[Provided entries Boundary: Start]

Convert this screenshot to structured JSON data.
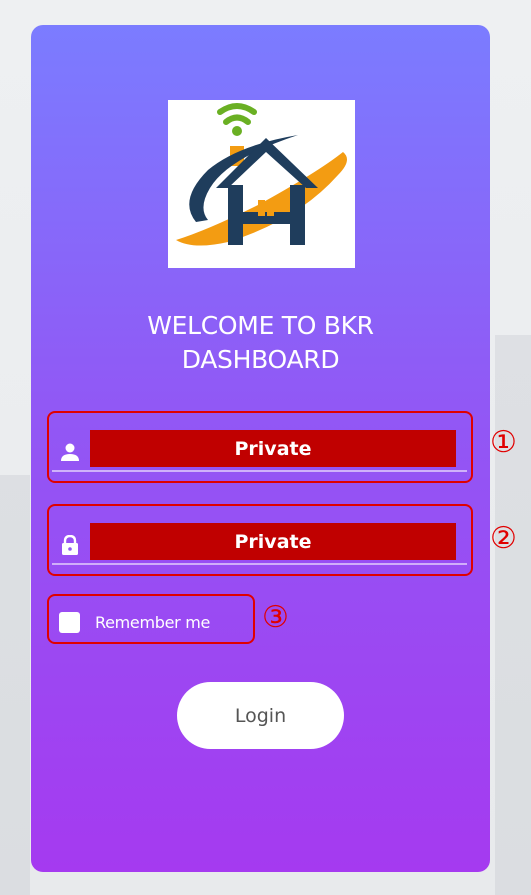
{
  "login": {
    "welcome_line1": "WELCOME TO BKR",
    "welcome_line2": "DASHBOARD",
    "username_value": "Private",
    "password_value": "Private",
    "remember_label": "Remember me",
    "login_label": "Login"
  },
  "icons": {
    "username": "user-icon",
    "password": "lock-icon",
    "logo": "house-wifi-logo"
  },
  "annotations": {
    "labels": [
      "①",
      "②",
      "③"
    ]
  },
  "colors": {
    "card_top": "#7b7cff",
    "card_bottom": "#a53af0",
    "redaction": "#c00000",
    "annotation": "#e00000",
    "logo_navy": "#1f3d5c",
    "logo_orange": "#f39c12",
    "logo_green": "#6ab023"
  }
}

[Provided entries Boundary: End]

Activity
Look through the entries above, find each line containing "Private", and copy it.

Written answer
    "username_value": "Private",
    "password_value": "Private",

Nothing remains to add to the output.